"""

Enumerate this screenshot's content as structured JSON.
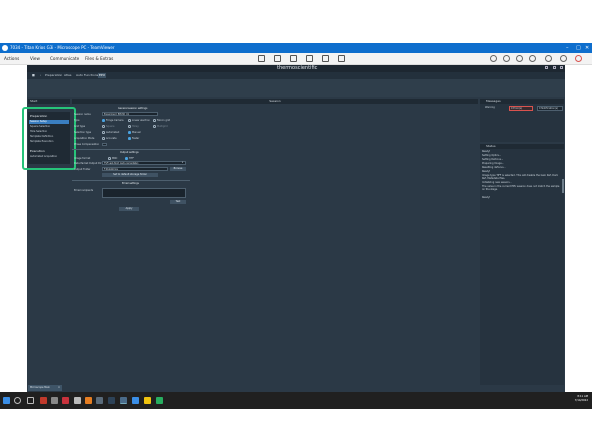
{
  "teamviewer": {
    "title": "7034 - Titan Krios G3i - Microscope PC - TeamViewer",
    "menu": {
      "actions": "Actions",
      "view": "View",
      "communicate": "Communicate",
      "files_extras": "Files & Extras"
    }
  },
  "app": {
    "brand": "thermoscientific",
    "tabs": [
      "Preparation",
      "Atlas",
      "Auto Functions",
      "EPU"
    ],
    "active_tab": "EPU"
  },
  "workflow": {
    "start_label": "Start",
    "preparation_header": "Preparation",
    "preparation_items": [
      "Session Setup",
      "Square Selection",
      "Hole Selection",
      "Template Definition",
      "Template Execution"
    ],
    "execution_header": "Execution",
    "execution_items": [
      "Automated Acquisition"
    ]
  },
  "session": {
    "header": "Session",
    "general_title": "General session settings",
    "fields": {
      "name_label": "Session name",
      "name_value": "Experiment_EPU3D_01",
      "type_label": "Type",
      "type_options": [
        "Fringe Camera",
        "Linear electron",
        "Falcon grid"
      ],
      "grid_label": "Grid type",
      "grid_options": [
        "Square",
        "Holey",
        "Multigrid"
      ],
      "selection_label": "Selection type",
      "selection_options": [
        "Automated",
        "Manual"
      ],
      "mode_label": "Acquisition Mode",
      "mode_options": [
        "Accurate",
        "Faster"
      ],
      "phase_label": "Phase Compensation"
    },
    "output_title": "Output settings",
    "output": {
      "format_label": "Image format",
      "format_options": [
        "MRC",
        "TIFF"
      ],
      "location_label": "Data Packet Output Dir",
      "location_value": "TSF Last-Shot (auto-remediate)",
      "folder_label": "Output Folder",
      "folder_value": "F:\\Data\\Krios",
      "browse": "Browse",
      "default_button": "Set to default storage folder"
    },
    "email_title": "Email settings",
    "email": {
      "recipient_label": "Email recipients",
      "test_button": "Test"
    },
    "apply_button": "Apply"
  },
  "messages": {
    "header": "Messages",
    "filter_label": "Warning",
    "error_badge": "0 Error(s)",
    "notification_badge": "0 Notification(s)"
  },
  "status": {
    "header": "Status",
    "lines": [
      "Ready!",
      "Setting Optics...",
      "Setting Defocus...",
      "Preparing Image...",
      "Resetting defocus...",
      "Ready!",
      "Image type TIFF is selected. This will disable the Gain Ref, Dark Ref, Metadata files.",
      "Initializing new session...",
      "The value in the current EPU session does not match the sample on the stage.",
      "Ready!"
    ]
  },
  "taskbar": {
    "session_tab": "Microscope Main",
    "time": "8:11 AM",
    "date": "7/14/2022"
  },
  "colors": {
    "highlight": "#27c47a",
    "teamviewer_blue": "#0e6ecd",
    "app_background": "#2b3946",
    "selected_item": "#3a7ec0",
    "error_red": "#d9534f"
  }
}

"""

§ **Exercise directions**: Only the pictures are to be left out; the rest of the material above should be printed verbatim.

§ **Written response**:
Enumerate this screenshot's content as structured JSON.
{
  "teamviewer": {
    "title": "7034 - Titan Krios G3i - Microscope PC - TeamViewer",
    "menu": {
      "actions": "Actions",
      "view": "View",
      "communicate": "Communicate",
      "files_extras": "Files & Extras"
    }
  },
  "app": {
    "brand": "thermoscientific",
    "tabs": [
      "Preparation",
      "Atlas",
      "Auto Functions",
      "EPU"
    ],
    "active_tab": "EPU"
  },
  "workflow": {
    "start_label": "Start",
    "preparation_header": "Preparation",
    "preparation_items": [
      "Session Setup",
      "Square Selection",
      "Hole Selection",
      "Template Definition",
      "Template Execution"
    ],
    "execution_header": "Execution",
    "execution_items": [
      "Automated Acquisition"
    ]
  },
  "session": {
    "header": "Session",
    "general_title": "General session settings",
    "fields": {
      "name_label": "Session name",
      "name_value": "Experiment_EPU3D_01",
      "type_label": "Type",
      "type_options": [
        "Fringe Camera",
        "Linear electron",
        "Falcon grid"
      ],
      "grid_label": "Grid type",
      "grid_options": [
        "Square",
        "Holey",
        "Multigrid"
      ],
      "selection_label": "Selection type",
      "selection_options": [
        "Automated",
        "Manual"
      ],
      "mode_label": "Acquisition Mode",
      "mode_options": [
        "Accurate",
        "Faster"
      ],
      "phase_label": "Phase Compensation"
    },
    "output_title": "Output settings",
    "output": {
      "format_label": "Image format",
      "format_options": [
        "MRC",
        "TIFF"
      ],
      "location_label": "Data Packet Output Dir",
      "location_value": "TSF Last-Shot (auto-remediate)",
      "folder_label": "Output Folder",
      "folder_value": "F:\\Data\\Krios",
      "browse": "Browse",
      "default_button": "Set to default storage folder"
    },
    "email_title": "Email settings",
    "email": {
      "recipient_label": "Email recipients",
      "test_button": "Test"
    },
    "apply_button": "Apply"
  },
  "messages": {
    "header": "Messages",
    "filter_label": "Warning",
    "error_badge": "0 Error(s)",
    "notification_badge": "0 Notification(s)"
  },
  "status": {
    "header": "Status",
    "lines": [
      "Ready!",
      "Setting Optics...",
      "Setting Defocus...",
      "Preparing Image...",
      "Resetting defocus...",
      "Ready!",
      "Image type TIFF is selected. This will disable the Gain Ref, Dark Ref, Metadata files.",
      "Initializing new session...",
      "The value in the current EPU session does not match the sample on the stage.",
      "Ready!"
    ]
  },
  "taskbar": {
    "session_tab": "Microscope Main",
    "time": "8:11 AM",
    "date": "7/14/2022"
  },
  "colors": {
    "highlight": "#27c47a",
    "teamviewer_blue": "#0e6ecd",
    "app_background": "#2b3946",
    "selected_item": "#3a7ec0",
    "error_red": "#d9534f"
  }
}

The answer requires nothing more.